- [Task requirements]:
The listing below should be reproduced exactly, with the pictures omitted.
□ □ □ □
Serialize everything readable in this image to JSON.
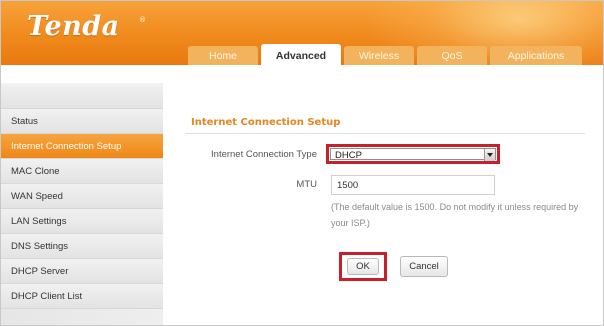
{
  "brand": {
    "logo": "Tenda",
    "registered": "®"
  },
  "tabs": [
    {
      "label": "Home",
      "active": false
    },
    {
      "label": "Advanced",
      "active": true
    },
    {
      "label": "Wireless",
      "active": false
    },
    {
      "label": "QoS",
      "active": false
    },
    {
      "label": "Applications",
      "active": false
    }
  ],
  "sidebar": {
    "items": [
      {
        "label": "Status",
        "active": false
      },
      {
        "label": "Internet Connection Setup",
        "active": true
      },
      {
        "label": "MAC Clone",
        "active": false
      },
      {
        "label": "WAN Speed",
        "active": false
      },
      {
        "label": "LAN Settings",
        "active": false
      },
      {
        "label": "DNS Settings",
        "active": false
      },
      {
        "label": "DHCP Server",
        "active": false
      },
      {
        "label": "DHCP Client List",
        "active": false
      }
    ]
  },
  "main": {
    "title": "Internet Connection Setup",
    "connection_type_label": "Internet Connection Type",
    "connection_type_value": "DHCP",
    "mtu_label": "MTU",
    "mtu_value": "1500",
    "mtu_hint": "(The default value is 1500. Do not modify it unless required by your ISP.)",
    "ok_label": "OK",
    "cancel_label": "Cancel"
  },
  "colors": {
    "brand_orange": "#f08a1d",
    "highlight_red": "#c8202a",
    "title_orange": "#e8851e"
  },
  "icons": {
    "dropdown": "chevron-down-icon"
  }
}
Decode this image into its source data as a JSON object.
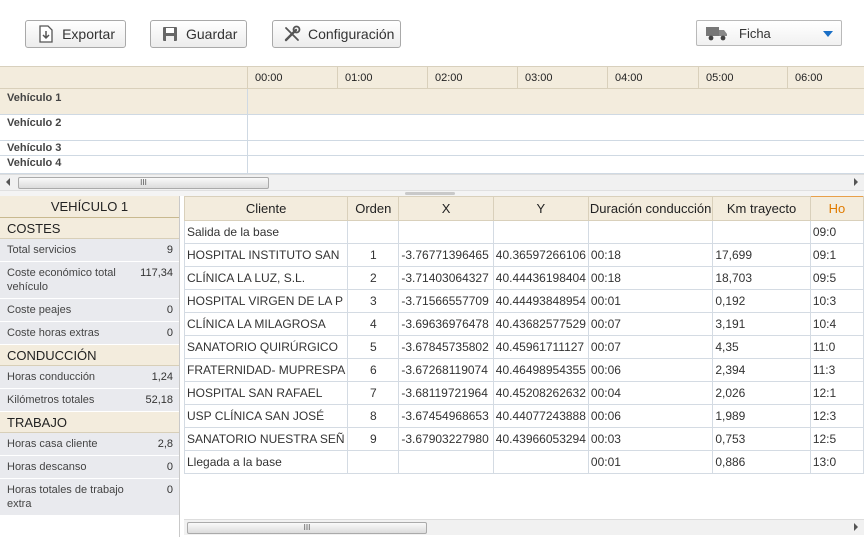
{
  "toolbar": {
    "export_label": "Exportar",
    "save_label": "Guardar",
    "config_label": "Configuración",
    "view_select": "Ficha"
  },
  "timeline": {
    "hours": [
      "00:00",
      "01:00",
      "02:00",
      "03:00",
      "04:00",
      "05:00",
      "06:00"
    ],
    "vehicles": [
      "Vehículo 1",
      "Vehículo 2",
      "Vehículo 3",
      "Vehículo 4"
    ]
  },
  "scroll_grip": "III",
  "panel": {
    "title": "VEHÍCULO 1",
    "sections": [
      {
        "title": "COSTES",
        "rows": [
          {
            "label": "Total servicios",
            "value": "9"
          },
          {
            "label": "Coste económico total vehículo",
            "value": "117,34"
          },
          {
            "label": "Coste peajes",
            "value": "0"
          },
          {
            "label": "Coste horas extras",
            "value": "0"
          }
        ]
      },
      {
        "title": "CONDUCCIÓN",
        "rows": [
          {
            "label": "Horas conducción",
            "value": "1,24"
          },
          {
            "label": "Kilómetros totales",
            "value": "52,18"
          }
        ]
      },
      {
        "title": "TRABAJO",
        "rows": [
          {
            "label": "Horas casa cliente",
            "value": "2,8"
          },
          {
            "label": "Horas descanso",
            "value": "0"
          },
          {
            "label": "Horas totales de trabajo extra",
            "value": "0"
          }
        ]
      }
    ]
  },
  "table": {
    "columns": [
      "Cliente",
      "Orden",
      "X",
      "Y",
      "Duración conducción",
      "Km trayecto",
      "Ho"
    ],
    "rows": [
      [
        "Salida de la base",
        "",
        "",
        "",
        "",
        "",
        "09:0"
      ],
      [
        "HOSPITAL INSTITUTO SAN",
        "1",
        "-3.76771396465",
        "40.36597266106",
        "00:18",
        "17,699",
        "09:1"
      ],
      [
        "CLÍNICA LA LUZ, S.L.",
        "2",
        "-3.71403064327",
        "40.44436198404",
        "00:18",
        "18,703",
        "09:5"
      ],
      [
        "HOSPITAL VIRGEN DE LA P",
        "3",
        "-3.71566557709",
        "40.44493848954",
        "00:01",
        "0,192",
        "10:3"
      ],
      [
        "CLÍNICA LA MILAGROSA",
        "4",
        "-3.69636976478",
        "40.43682577529",
        "00:07",
        "3,191",
        "10:4"
      ],
      [
        "SANATORIO QUIRÚRGICO",
        "5",
        "-3.67845735802",
        "40.45961711127",
        "00:07",
        "4,35",
        "11:0"
      ],
      [
        "FRATERNIDAD- MUPRESPA",
        "6",
        "-3.67268119074",
        "40.46498954355",
        "00:06",
        "2,394",
        "11:3"
      ],
      [
        "HOSPITAL SAN RAFAEL",
        "7",
        "-3.68119721964",
        "40.45208262632",
        "00:04",
        "2,026",
        "12:1"
      ],
      [
        "USP CLÍNICA SAN JOSÉ",
        "8",
        "-3.67454968653",
        "40.44077243888",
        "00:06",
        "1,989",
        "12:3"
      ],
      [
        "SANATORIO NUESTRA SEÑ",
        "9",
        "-3.67903227980",
        "40.43966053294",
        "00:03",
        "0,753",
        "12:5"
      ],
      [
        "Llegada a la base",
        "",
        "",
        "",
        "00:01",
        "0,886",
        "13:0"
      ]
    ]
  }
}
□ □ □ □
- [Response area]:
Serialize everything readable in this image to JSON.
{
  "brand": {
    "logo": "Tenda",
    "registered": "®"
  },
  "tabs": [
    {
      "label": "Home",
      "active": false
    },
    {
      "label": "Advanced",
      "active": true
    },
    {
      "label": "Wireless",
      "active": false
    },
    {
      "label": "QoS",
      "active": false
    },
    {
      "label": "Applications",
      "active": false
    }
  ],
  "sidebar": {
    "items": [
      {
        "label": "Status",
        "active": false
      },
      {
        "label": "Internet Connection Setup",
        "active": true
      },
      {
        "label": "MAC Clone",
        "active": false
      },
      {
        "label": "WAN Speed",
        "active": false
      },
      {
        "label": "LAN Settings",
        "active": false
      },
      {
        "label": "DNS Settings",
        "active": false
      },
      {
        "label": "DHCP Server",
        "active": false
      },
      {
        "label": "DHCP Client List",
        "active": false
      }
    ]
  },
  "main": {
    "title": "Internet Connection Setup",
    "connection_type_label": "Internet Connection Type",
    "connection_type_value": "DHCP",
    "mtu_label": "MTU",
    "mtu_value": "1500",
    "mtu_hint": "(The default value is 1500. Do not modify it unless required by your ISP.)",
    "ok_label": "OK",
    "cancel_label": "Cancel"
  },
  "colors": {
    "brand_orange": "#f08a1d",
    "highlight_red": "#c8202a",
    "title_orange": "#e8851e"
  },
  "icons": {
    "dropdown": "chevron-down-icon"
  }
}
Decode this image into its source data as a JSON object.
{
  "toolbar": {
    "export_label": "Exportar",
    "save_label": "Guardar",
    "config_label": "Configuración",
    "view_select": "Ficha"
  },
  "timeline": {
    "hours": [
      "00:00",
      "01:00",
      "02:00",
      "03:00",
      "04:00",
      "05:00",
      "06:00"
    ],
    "vehicles": [
      "Vehículo 1",
      "Vehículo 2",
      "Vehículo 3",
      "Vehículo 4"
    ]
  },
  "scroll_grip": "III",
  "panel": {
    "title": "VEHÍCULO 1",
    "sections": [
      {
        "title": "COSTES",
        "rows": [
          {
            "label": "Total servicios",
            "value": "9"
          },
          {
            "label": "Coste económico total vehículo",
            "value": "117,34"
          },
          {
            "label": "Coste peajes",
            "value": "0"
          },
          {
            "label": "Coste horas extras",
            "value": "0"
          }
        ]
      },
      {
        "title": "CONDUCCIÓN",
        "rows": [
          {
            "label": "Horas conducción",
            "value": "1,24"
          },
          {
            "label": "Kilómetros totales",
            "value": "52,18"
          }
        ]
      },
      {
        "title": "TRABAJO",
        "rows": [
          {
            "label": "Horas casa cliente",
            "value": "2,8"
          },
          {
            "label": "Horas descanso",
            "value": "0"
          },
          {
            "label": "Horas totales de trabajo extra",
            "value": "0"
          }
        ]
      }
    ]
  },
  "table": {
    "columns": [
      "Cliente",
      "Orden",
      "X",
      "Y",
      "Duración conducción",
      "Km trayecto",
      "Ho"
    ],
    "rows": [
      [
        "Salida de la base",
        "",
        "",
        "",
        "",
        "",
        "09:0"
      ],
      [
        "HOSPITAL INSTITUTO SAN",
        "1",
        "-3.76771396465",
        "40.36597266106",
        "00:18",
        "17,699",
        "09:1"
      ],
      [
        "CLÍNICA LA LUZ, S.L.",
        "2",
        "-3.71403064327",
        "40.44436198404",
        "00:18",
        "18,703",
        "09:5"
      ],
      [
        "HOSPITAL VIRGEN DE LA P",
        "3",
        "-3.71566557709",
        "40.44493848954",
        "00:01",
        "0,192",
        "10:3"
      ],
      [
        "CLÍNICA LA MILAGROSA",
        "4",
        "-3.69636976478",
        "40.43682577529",
        "00:07",
        "3,191",
        "10:4"
      ],
      [
        "SANATORIO QUIRÚRGICO",
        "5",
        "-3.67845735802",
        "40.45961711127",
        "00:07",
        "4,35",
        "11:0"
      ],
      [
        "FRATERNIDAD- MUPRESPA",
        "6",
        "-3.67268119074",
        "40.46498954355",
        "00:06",
        "2,394",
        "11:3"
      ],
      [
        "HOSPITAL SAN RAFAEL",
        "7",
        "-3.68119721964",
        "40.45208262632",
        "00:04",
        "2,026",
        "12:1"
      ],
      [
        "USP CLÍNICA SAN JOSÉ",
        "8",
        "-3.67454968653",
        "40.44077243888",
        "00:06",
        "1,989",
        "12:3"
      ],
      [
        "SANATORIO NUESTRA SEÑ",
        "9",
        "-3.67903227980",
        "40.43966053294",
        "00:03",
        "0,753",
        "12:5"
      ],
      [
        "Llegada a la base",
        "",
        "",
        "",
        "00:01",
        "0,886",
        "13:0"
      ]
    ]
  }
}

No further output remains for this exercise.